▶ Task statement
Among the entries below, please show each line that carries the word "justify".

Items listed in a dataset:
== == ==
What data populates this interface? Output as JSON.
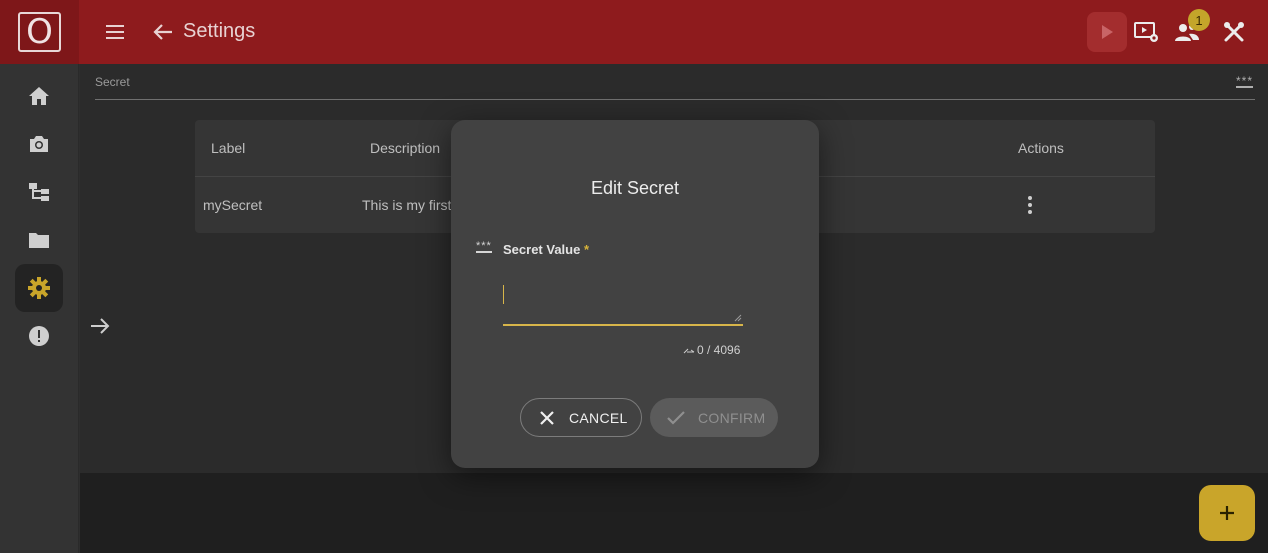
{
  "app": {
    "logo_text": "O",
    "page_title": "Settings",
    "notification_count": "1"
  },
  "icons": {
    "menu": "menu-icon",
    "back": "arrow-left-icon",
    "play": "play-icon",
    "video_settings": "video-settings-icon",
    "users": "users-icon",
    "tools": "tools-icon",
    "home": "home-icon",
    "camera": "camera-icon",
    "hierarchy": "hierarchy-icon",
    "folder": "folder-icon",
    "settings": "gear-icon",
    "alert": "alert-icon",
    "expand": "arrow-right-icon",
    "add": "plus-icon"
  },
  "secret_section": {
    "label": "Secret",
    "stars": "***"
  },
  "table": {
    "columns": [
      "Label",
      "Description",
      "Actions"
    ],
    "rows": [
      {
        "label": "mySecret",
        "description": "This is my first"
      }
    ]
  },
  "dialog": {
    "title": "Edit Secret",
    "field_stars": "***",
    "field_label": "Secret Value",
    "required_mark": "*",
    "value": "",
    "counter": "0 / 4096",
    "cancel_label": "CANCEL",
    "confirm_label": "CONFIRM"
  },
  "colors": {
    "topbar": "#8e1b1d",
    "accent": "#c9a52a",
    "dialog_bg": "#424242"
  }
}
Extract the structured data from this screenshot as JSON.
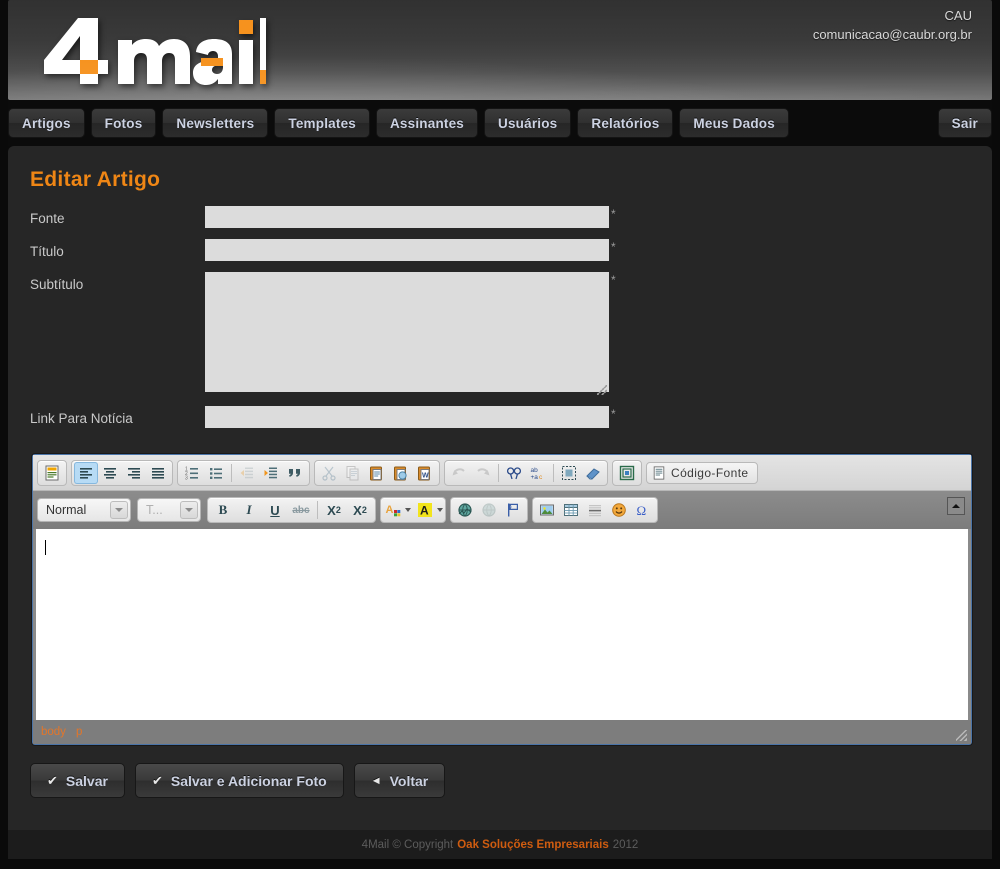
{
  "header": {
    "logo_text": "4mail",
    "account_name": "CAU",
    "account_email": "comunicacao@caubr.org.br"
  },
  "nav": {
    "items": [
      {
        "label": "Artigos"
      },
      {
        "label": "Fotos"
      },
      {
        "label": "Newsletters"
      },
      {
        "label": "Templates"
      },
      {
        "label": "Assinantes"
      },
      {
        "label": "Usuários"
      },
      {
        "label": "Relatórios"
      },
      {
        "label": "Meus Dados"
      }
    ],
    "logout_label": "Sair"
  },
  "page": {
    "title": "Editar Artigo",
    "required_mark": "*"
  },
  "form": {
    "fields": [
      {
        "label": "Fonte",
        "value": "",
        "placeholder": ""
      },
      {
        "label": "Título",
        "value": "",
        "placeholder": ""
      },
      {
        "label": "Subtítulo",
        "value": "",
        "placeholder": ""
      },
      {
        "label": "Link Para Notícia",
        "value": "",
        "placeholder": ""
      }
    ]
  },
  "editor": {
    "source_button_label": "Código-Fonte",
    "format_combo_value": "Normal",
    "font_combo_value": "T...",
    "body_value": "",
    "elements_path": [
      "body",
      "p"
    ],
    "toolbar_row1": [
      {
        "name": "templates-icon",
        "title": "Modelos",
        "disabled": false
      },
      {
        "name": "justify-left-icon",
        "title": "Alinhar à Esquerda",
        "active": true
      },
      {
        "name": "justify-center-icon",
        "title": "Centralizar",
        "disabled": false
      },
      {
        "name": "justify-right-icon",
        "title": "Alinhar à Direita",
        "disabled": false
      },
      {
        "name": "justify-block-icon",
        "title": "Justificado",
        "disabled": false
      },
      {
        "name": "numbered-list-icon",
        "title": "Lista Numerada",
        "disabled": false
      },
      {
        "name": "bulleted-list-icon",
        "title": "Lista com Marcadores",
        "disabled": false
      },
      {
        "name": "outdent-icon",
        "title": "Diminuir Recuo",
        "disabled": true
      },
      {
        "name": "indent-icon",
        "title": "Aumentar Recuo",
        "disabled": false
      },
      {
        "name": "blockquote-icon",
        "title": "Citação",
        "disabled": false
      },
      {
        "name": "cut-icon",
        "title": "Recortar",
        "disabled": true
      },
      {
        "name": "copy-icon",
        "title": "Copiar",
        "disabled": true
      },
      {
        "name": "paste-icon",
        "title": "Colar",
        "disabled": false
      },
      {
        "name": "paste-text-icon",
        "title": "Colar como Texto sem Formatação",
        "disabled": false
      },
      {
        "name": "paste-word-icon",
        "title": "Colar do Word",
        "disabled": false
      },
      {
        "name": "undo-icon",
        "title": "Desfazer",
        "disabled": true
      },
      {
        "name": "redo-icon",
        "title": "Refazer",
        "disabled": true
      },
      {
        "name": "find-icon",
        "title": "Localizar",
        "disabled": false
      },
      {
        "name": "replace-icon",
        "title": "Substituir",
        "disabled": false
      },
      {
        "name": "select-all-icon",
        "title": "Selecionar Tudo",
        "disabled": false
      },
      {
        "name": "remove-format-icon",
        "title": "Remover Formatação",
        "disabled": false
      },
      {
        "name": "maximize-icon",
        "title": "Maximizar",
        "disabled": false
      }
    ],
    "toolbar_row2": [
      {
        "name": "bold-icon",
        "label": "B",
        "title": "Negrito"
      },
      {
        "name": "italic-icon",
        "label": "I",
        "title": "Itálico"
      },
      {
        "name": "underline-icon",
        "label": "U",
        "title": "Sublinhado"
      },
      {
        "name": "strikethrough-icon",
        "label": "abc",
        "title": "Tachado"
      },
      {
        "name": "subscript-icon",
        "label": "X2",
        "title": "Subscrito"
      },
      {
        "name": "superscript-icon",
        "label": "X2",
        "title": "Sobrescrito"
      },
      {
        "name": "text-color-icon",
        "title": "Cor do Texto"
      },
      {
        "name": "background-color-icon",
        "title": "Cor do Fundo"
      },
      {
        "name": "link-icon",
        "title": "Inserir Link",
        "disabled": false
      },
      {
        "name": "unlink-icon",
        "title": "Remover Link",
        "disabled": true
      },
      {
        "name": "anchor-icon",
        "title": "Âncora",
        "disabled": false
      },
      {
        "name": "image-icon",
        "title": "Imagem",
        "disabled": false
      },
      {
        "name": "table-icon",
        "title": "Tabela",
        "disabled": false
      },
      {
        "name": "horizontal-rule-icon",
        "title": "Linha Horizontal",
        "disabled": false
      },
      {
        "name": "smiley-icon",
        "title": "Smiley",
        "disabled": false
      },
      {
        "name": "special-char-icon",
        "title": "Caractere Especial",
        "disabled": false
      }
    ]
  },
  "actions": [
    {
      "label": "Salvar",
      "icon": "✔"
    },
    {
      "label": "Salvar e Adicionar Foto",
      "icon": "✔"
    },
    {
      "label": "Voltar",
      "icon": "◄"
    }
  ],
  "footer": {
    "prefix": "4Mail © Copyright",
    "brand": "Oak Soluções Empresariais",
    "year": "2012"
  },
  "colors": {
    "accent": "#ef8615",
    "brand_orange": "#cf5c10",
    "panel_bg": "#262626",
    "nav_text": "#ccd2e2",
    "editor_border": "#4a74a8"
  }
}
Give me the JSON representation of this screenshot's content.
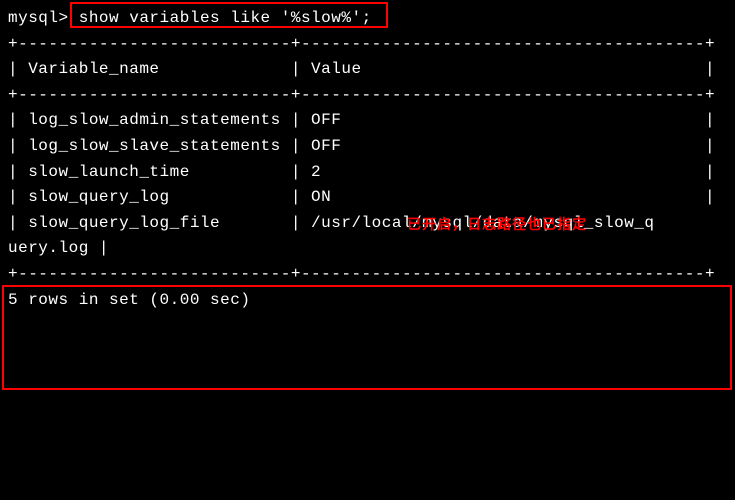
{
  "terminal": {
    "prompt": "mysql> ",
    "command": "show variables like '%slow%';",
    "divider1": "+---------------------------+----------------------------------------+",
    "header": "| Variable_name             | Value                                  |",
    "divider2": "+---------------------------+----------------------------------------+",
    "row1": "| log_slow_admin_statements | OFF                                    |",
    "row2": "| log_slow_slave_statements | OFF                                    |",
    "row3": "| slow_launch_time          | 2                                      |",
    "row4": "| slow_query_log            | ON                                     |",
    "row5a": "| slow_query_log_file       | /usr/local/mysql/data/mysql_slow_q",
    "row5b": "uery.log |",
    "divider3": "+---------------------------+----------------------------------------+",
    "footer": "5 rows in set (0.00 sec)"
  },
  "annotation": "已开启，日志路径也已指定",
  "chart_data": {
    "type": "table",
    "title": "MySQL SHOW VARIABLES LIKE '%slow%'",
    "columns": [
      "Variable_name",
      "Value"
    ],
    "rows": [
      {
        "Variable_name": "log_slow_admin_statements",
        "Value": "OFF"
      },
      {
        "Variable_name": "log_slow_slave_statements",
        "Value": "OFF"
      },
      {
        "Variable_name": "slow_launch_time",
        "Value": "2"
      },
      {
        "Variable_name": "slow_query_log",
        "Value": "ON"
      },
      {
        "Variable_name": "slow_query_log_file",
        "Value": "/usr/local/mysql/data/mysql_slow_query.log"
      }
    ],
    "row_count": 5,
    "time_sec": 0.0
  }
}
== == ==
▶ Exercise response
        "name": "justify-left-icon",
        "name": "justify-center-icon",
        "name": "justify-right-icon",
        "name": "justify-block-icon",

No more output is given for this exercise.